For the second summer in a row, SC&I’s Department of Journalism and Media Studies (JMS) is giving students the opportunity to enhance their reporting and writing skills by studying abroad in Bologna, Italy. This unique program is run by Assistant Professor of Professional Practice Mary D’Ambrosio and Associate Professor Regina Marchi, and accepts 12 to 15 students per session. Students can take a three-credit International Reporting course where they will learn to work as foreign correspondents by covering stories about Italy and the European Union, a three-credit Travel Writing course where they will learn to develop interesting stories about Bologna’s rich history, food, and culture, or take both courses for a total of six credits. Students also attend a course in basic conversational Italian each morning, in order to help them communicate with the public.

When asked about why the city of Bologna was chosen as the study abroad destination, Professor D’Ambrosio said, “Bologna has all of the right ingredients: it’s a very authentic Italian city, without too many tourists, so students get a real taste of a different culture. It’s a progressive city, at the forefront of many Italian social justice initiatives, and therefore a good fit with our department’s strong social justice focus. It’s a gorgeous university city, and region, full of young people, music and things to do. And finally, we were offered a chance to develop a terrific partnership with the University of Bologna’s Department of Interpretation and Translation.” D’Ambrosio, a dual U.S.-Italian citizen, also expressed how she thought it was important for student journalists to experience what it’s like to live in a culture that differs drastically from that of New Jersey. One of the biggest culture shocks for many students was the lack of cars in Bologna, where many citizens solely rely on biking or walking to get around.

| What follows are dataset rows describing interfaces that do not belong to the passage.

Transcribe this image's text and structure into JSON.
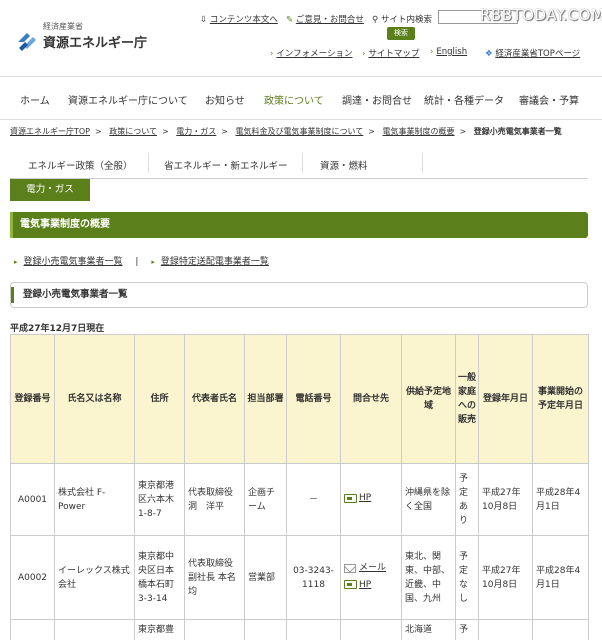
{
  "header": {
    "ministry_small": "経済産業省",
    "agency_name": "資源エネルギー庁",
    "util_links": [
      "コンテンツ本文へ",
      "ご意見・お問合せ",
      "サイト内検索"
    ],
    "search_button": "検索",
    "watermark": "RBBTODAY.COM",
    "sub_links": [
      "インフォメーション",
      "サイトマップ",
      "English",
      "経済産業省TOPページ"
    ]
  },
  "nav": {
    "items": [
      "ホーム",
      "資源エネルギー庁について",
      "お知らせ",
      "政策について",
      "調達・お問合せ",
      "統計・各種データ",
      "審議会・予算"
    ],
    "active_index": 3
  },
  "breadcrumb": {
    "items": [
      "資源エネルギー庁TOP",
      "政策について",
      "電力・ガス",
      "電気料金及び電気事業制度について",
      "電気事業制度の概要"
    ],
    "current": "登録小売電気事業者一覧"
  },
  "tabs": {
    "items": [
      "エネルギー政策（全般）",
      "省エネルギー・新エネルギー",
      "資源・燃料"
    ],
    "active_subtab": "電力・ガス"
  },
  "section_title": "電気事業制度の概要",
  "links": [
    "登録小売電気事業者一覧",
    "登録特定送配電事業者一覧"
  ],
  "subsection_title": "登録小売電気事業者一覧",
  "as_of_date": "平成27年12月7日現在",
  "table": {
    "headers": [
      "登録番号",
      "氏名又は名称",
      "住所",
      "代表者氏名",
      "担当部署",
      "電話番号",
      "問合せ先",
      "供給予定地域",
      "一般家庭への販売",
      "登録年月日",
      "事業開始の予定年月日"
    ],
    "rows": [
      {
        "id": "A0001",
        "name": "株式会社 F-Power",
        "address": "東京都港区六本木1-8-7",
        "representative": "代表取締役 洞　洋平",
        "department": "企画チーム",
        "phone": "－",
        "contact_mail": "",
        "contact_hp": "HP",
        "area": "沖縄県を除く全国",
        "household": "予定あり",
        "registered": "平成27年10月8日",
        "start": "平成28年4月1日"
      },
      {
        "id": "A0002",
        "name": "イーレックス株式会社",
        "address": "東京都中央区日本橋本石町3-3-14",
        "representative": "代表取締役副社長 本名　均",
        "department": "営業部",
        "phone": "03-3243-1118",
        "contact_mail": "メール",
        "contact_hp": "HP",
        "area": "東北、関東、中部、近畿、中国、九州",
        "household": "予定なし",
        "registered": "平成27年10月8日",
        "start": "平成28年4月1日"
      },
      {
        "id": "",
        "name": "",
        "address": "東京都豊",
        "representative": "",
        "department": "",
        "phone": "",
        "contact_mail": "",
        "contact_hp": "",
        "area": "北海道",
        "household": "予",
        "registered": "",
        "start": ""
      }
    ]
  },
  "colors": {
    "brand_green": "#5b7f1b",
    "header_yellow": "#fbf5cf"
  }
}
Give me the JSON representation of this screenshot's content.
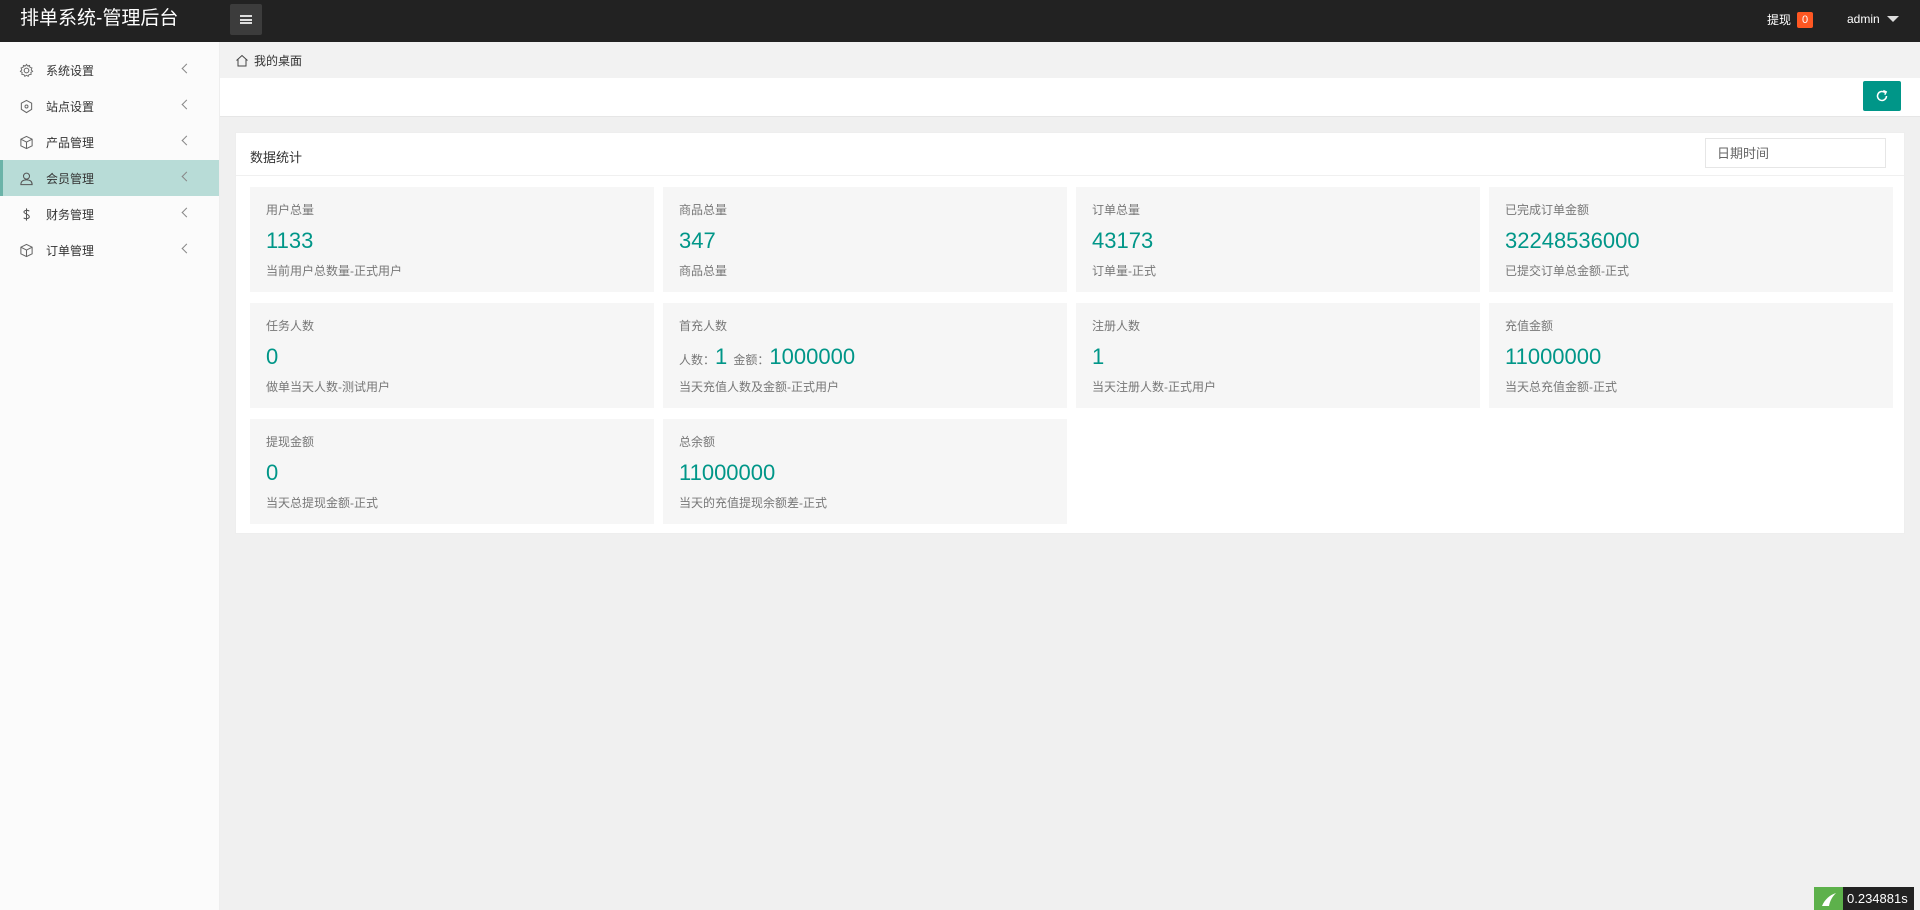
{
  "header": {
    "title": "排单系统-管理后台",
    "withdraw_label": "提现",
    "withdraw_badge": "0",
    "user_name": "admin"
  },
  "sidebar": {
    "items": [
      {
        "label": "系统设置",
        "icon": "gear-icon"
      },
      {
        "label": "站点设置",
        "icon": "globe-icon"
      },
      {
        "label": "产品管理",
        "icon": "box-icon"
      },
      {
        "label": "会员管理",
        "icon": "user-icon",
        "active": true
      },
      {
        "label": "财务管理",
        "icon": "dollar-icon"
      },
      {
        "label": "订单管理",
        "icon": "box-icon"
      }
    ]
  },
  "breadcrumb": {
    "label": "我的桌面"
  },
  "panel": {
    "title": "数据统计",
    "date_placeholder": "日期时间"
  },
  "cards": [
    {
      "label": "用户总量",
      "value": "1133",
      "desc": "当前用户总数量-正式用户"
    },
    {
      "label": "商品总量",
      "value": "347",
      "desc": "商品总量"
    },
    {
      "label": "订单总量",
      "value": "43173",
      "desc": "订单量-正式"
    },
    {
      "label": "已完成订单金额",
      "value": "32248536000",
      "desc": "已提交订单总金额-正式"
    },
    {
      "label": "任务人数",
      "value": "0",
      "desc": "做单当天人数-测试用户"
    },
    {
      "label": "首充人数",
      "people_label": "人数：",
      "people": "1",
      "amount_label": "金额：",
      "amount": "1000000",
      "desc": "当天充值人数及金额-正式用户"
    },
    {
      "label": "注册人数",
      "value": "1",
      "desc": "当天注册人数-正式用户"
    },
    {
      "label": "充值金额",
      "value": "11000000",
      "desc": "当天总充值金额-正式"
    },
    {
      "label": "提现金额",
      "value": "0",
      "desc": "当天总提现金额-正式"
    },
    {
      "label": "总余额",
      "value": "11000000",
      "desc": "当天的充值提现余额差-正式"
    }
  ],
  "footer": {
    "timer": "0.234881s"
  },
  "colors": {
    "accent": "#009688",
    "header_bg": "#222222",
    "active_nav": "#b8dcd7",
    "badge": "#ff5722"
  }
}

Although Monday through Thursday is reserved for learning and reporting in the city, students are free to travel on the weekends. Junior Gianna Bruzzese participated in the Bologna program last summer, and she visited Florence, Venice, Rome, Vienna, San Gimignano, and the Apennine Mountains in her free time. “I think it’s important to travel any chance you get. This program advanced my skills as a journalist and also taught me completely new things about living and working abroad,” said Bruzzese. One of the highlights of her travels was going on a wine tour in Florence, where she visited multiple vineyards and was able to try authentic Italian wine with her classmates.

While in Bologna, students are given the opportunity to exercise both their written journalism and visual storytelling skills through various assignments based on what they find most compelling. “During our time in Bologna, we were broken up into small teams in order to complete two projects: one written piece and one film,” explained Mason Plotts, who also participated in the program last summer. “My team, in particular, decided to focus on the culture and tradition of Italian cuisines as western influences began to trickle into the ‘food capital’ of Italy.” Ultimately, they created a documentary about the historical pilgrimage to the Porticos of San Luca, one of the famous Catholic sanctuaries.

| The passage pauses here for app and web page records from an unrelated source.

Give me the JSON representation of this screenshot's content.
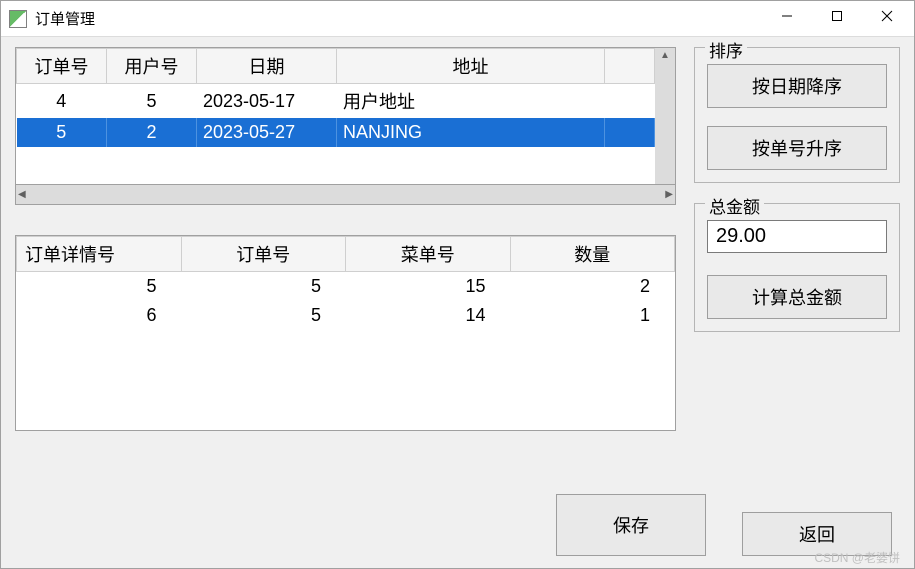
{
  "window": {
    "title": "订单管理"
  },
  "orders_table": {
    "headers": [
      "订单号",
      "用户号",
      "日期",
      "地址"
    ],
    "rows": [
      {
        "id": "4",
        "user": "5",
        "date": "2023-05-17",
        "addr": "用户地址",
        "selected": false
      },
      {
        "id": "5",
        "user": "2",
        "date": "2023-05-27",
        "addr": "NANJING",
        "selected": true
      }
    ]
  },
  "details_table": {
    "headers": [
      "订单详情号",
      "订单号",
      "菜单号",
      "数量"
    ],
    "rows": [
      {
        "detail_id": "5",
        "order_id": "5",
        "menu_id": "15",
        "qty": "2"
      },
      {
        "detail_id": "6",
        "order_id": "5",
        "menu_id": "14",
        "qty": "1"
      }
    ]
  },
  "sort_box": {
    "legend": "排序",
    "by_date_desc": "按日期降序",
    "by_id_asc": "按单号升序"
  },
  "total_box": {
    "legend": "总金额",
    "value": "29.00",
    "calc_btn": "计算总金额"
  },
  "bottom": {
    "save": "保存",
    "back": "返回"
  },
  "watermark": "CSDN @老婆饼"
}
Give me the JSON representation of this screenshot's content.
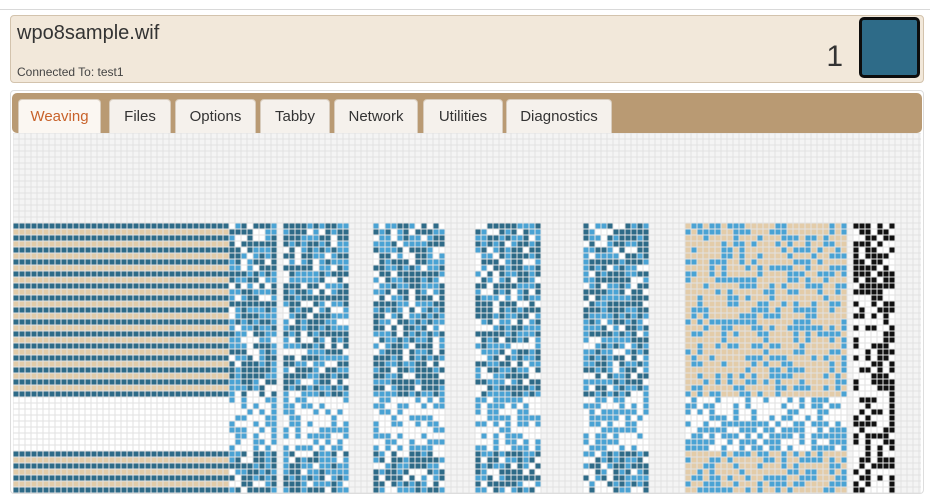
{
  "header": {
    "file_name": "wpo8sample.wif",
    "connection_status": "Connected To: test1",
    "pick_number": "1",
    "current_color": "#2e6b88"
  },
  "tabs": [
    {
      "label": "Weaving",
      "active": true
    },
    {
      "label": "Files",
      "active": false
    },
    {
      "label": "Options",
      "active": false
    },
    {
      "label": "Tabby",
      "active": false
    },
    {
      "label": "Network",
      "active": false
    },
    {
      "label": "Utilities",
      "active": false
    },
    {
      "label": "Diagnostics",
      "active": false
    }
  ],
  "colors": {
    "blue_light": "#4aa3d4",
    "blue_dark": "#2e6b88",
    "tan": "#e3cca9",
    "black": "#111111",
    "grid_line": "#e2e2e2",
    "empty_cell": "#f4f4f4"
  }
}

Plotts also said it felt liberating to use what he had learned in class, in real life interactions with local citizens. “During the first day of the program, a few students and I traveled into the busier part of the city and sat down to eat a small local restaurant, but little did I know we would eat there multiple times over the next few weeks. Right from the start, the owner of the restaurant took interest in us since we were not from the city. He did not speak English, but we were both excited to communicate with one another. Over time we were able to practice elementary Italian enough in class that we were able to finally have a conversation with him,” Plotts said. “It is fun to look back on what I learned, who I met, and all the conversations that were had over traditional Italian dishes at this restaurant.”

Professor Steven Miller, coordinator of undergraduate studies, is a strong advocate for the Bologna program and believes students should take advantage of any travel opportunities they have available to them while still in school.

“One of the things that people forget about college is curiosity,” Miller explained. “We want you to be curious about the world, we want you to explore and travel because education does not just stop at the classroom. By going to foreign countries you are going to become more educated about the world and the people that live there. I’ve found that students who have studied abroad are more curious, and isn’t that what a journalist is supposed to be?”